MEASUREMENTS: Antidepressant use was assessed through medication container inspection at baseline. Four groups were created according to baseline use and Burnam depression screen (range 0-1, 0.06 cutoff): antidepressant nonusers without depressive symptoms (reference group), antidepressant nonusers with depressive symptoms, antidepressant users without depressive symptoms, and antidepressant users with depressive symptoms. Frailty components included slowness or weakness, exhaustion, low physical activity, and unintended weight loss, ascertained through self-report and physical measurements at baseline and Year 3.
RESULTS: Of 27,652 women at baseline, 1,350 (4.9%) were antidepressant users and 1,794 (6.5%) were categorized as depressed. At Year 3, 4,125 (14.9%) were frail. All groups had a greater risk of incident frailty than the reference group. Odds ratios (ORs) ranged from 1.73 (95% confidence interval (CI) = 1.41-2.12) in antidepressant users who were not depressed to 3.63 in antidepressant users who were depressed (95% CI = 2.37-5.55). All durations of use were associated with incident frailty (= 1.95, 95% CI = 1.41-2.68; 1-3 years OR = 1.99, 95% CI = 1.45-2.74; >3 years OR = 1.60, 95% CI = 1.20-2.14).
CONCLUSION: In older adult women, depressive symptoms and antidepressant use were associated with frailty after 3 years of follow-up. Geriatrics Society.
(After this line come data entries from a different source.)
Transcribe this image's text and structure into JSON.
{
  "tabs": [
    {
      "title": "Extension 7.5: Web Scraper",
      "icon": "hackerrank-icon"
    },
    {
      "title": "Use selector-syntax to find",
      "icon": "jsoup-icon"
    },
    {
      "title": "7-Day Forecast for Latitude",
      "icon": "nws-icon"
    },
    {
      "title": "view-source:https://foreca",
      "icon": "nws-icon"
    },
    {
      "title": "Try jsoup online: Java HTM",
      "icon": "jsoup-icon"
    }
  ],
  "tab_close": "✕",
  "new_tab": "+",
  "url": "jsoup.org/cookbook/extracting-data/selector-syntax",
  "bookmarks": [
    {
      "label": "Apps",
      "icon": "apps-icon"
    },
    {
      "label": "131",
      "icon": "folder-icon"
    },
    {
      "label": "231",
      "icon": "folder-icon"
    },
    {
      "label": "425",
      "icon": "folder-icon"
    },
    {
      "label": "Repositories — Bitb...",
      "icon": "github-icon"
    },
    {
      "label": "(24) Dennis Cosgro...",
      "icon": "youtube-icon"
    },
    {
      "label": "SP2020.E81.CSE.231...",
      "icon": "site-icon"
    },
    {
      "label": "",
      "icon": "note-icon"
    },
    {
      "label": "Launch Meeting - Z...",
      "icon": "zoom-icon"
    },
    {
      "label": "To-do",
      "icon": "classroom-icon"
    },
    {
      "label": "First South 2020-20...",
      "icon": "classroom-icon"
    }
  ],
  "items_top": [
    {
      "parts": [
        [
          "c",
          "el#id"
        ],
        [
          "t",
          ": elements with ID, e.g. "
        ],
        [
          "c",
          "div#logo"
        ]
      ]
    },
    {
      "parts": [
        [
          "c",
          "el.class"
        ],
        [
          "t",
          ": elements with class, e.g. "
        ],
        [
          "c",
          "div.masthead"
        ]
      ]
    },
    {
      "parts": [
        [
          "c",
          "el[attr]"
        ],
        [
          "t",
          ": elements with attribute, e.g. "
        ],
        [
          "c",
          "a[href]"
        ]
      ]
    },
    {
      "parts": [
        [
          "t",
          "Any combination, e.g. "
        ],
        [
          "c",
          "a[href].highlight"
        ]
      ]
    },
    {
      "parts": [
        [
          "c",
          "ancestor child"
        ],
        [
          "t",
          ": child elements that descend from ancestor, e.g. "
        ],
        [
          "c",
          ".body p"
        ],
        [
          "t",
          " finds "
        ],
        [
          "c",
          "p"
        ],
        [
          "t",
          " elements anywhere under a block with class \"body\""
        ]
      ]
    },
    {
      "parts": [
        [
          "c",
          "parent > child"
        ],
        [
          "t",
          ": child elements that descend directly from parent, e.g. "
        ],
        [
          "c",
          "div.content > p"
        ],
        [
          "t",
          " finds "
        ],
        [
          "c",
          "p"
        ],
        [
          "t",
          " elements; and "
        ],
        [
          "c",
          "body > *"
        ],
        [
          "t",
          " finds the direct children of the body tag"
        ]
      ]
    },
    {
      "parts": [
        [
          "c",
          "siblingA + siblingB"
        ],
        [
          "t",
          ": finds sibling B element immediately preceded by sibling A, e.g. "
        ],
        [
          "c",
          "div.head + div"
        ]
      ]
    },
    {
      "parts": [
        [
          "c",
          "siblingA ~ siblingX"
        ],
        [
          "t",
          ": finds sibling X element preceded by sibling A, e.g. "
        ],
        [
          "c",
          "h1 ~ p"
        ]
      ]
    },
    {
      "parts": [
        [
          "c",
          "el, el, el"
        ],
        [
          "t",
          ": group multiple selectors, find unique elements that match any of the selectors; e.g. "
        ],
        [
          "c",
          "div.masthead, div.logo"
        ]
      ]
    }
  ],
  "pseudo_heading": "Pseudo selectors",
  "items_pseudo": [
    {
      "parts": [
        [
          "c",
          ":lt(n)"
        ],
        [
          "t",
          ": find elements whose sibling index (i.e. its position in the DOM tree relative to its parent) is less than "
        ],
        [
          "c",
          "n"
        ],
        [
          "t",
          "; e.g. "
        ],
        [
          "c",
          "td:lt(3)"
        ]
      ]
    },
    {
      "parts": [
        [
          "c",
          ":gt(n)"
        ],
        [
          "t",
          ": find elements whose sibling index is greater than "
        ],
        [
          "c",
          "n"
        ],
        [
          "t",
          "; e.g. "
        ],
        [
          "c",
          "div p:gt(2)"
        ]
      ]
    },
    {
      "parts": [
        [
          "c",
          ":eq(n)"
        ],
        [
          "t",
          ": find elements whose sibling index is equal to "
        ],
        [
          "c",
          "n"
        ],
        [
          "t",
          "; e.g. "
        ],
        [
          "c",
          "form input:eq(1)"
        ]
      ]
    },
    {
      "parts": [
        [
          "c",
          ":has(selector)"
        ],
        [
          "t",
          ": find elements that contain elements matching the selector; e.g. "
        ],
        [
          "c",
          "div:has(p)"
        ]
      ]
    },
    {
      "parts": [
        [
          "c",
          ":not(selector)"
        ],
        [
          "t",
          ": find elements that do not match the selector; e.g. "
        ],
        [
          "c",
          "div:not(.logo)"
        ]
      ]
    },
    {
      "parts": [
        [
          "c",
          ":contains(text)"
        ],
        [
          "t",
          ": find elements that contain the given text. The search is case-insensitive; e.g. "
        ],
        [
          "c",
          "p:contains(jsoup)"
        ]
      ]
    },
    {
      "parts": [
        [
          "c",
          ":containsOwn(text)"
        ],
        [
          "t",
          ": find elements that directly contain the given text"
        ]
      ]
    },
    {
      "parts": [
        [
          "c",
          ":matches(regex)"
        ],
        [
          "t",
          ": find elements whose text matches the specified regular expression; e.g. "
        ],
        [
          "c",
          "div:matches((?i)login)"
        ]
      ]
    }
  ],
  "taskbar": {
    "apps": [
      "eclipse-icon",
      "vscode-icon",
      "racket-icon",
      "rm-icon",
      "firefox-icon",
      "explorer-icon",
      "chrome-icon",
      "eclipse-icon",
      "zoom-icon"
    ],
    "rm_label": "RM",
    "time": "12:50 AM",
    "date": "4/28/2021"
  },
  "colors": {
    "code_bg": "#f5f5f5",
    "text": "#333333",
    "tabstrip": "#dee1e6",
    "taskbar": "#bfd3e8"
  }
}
Available at: http://works.bepress.com/milagros_rosal/70/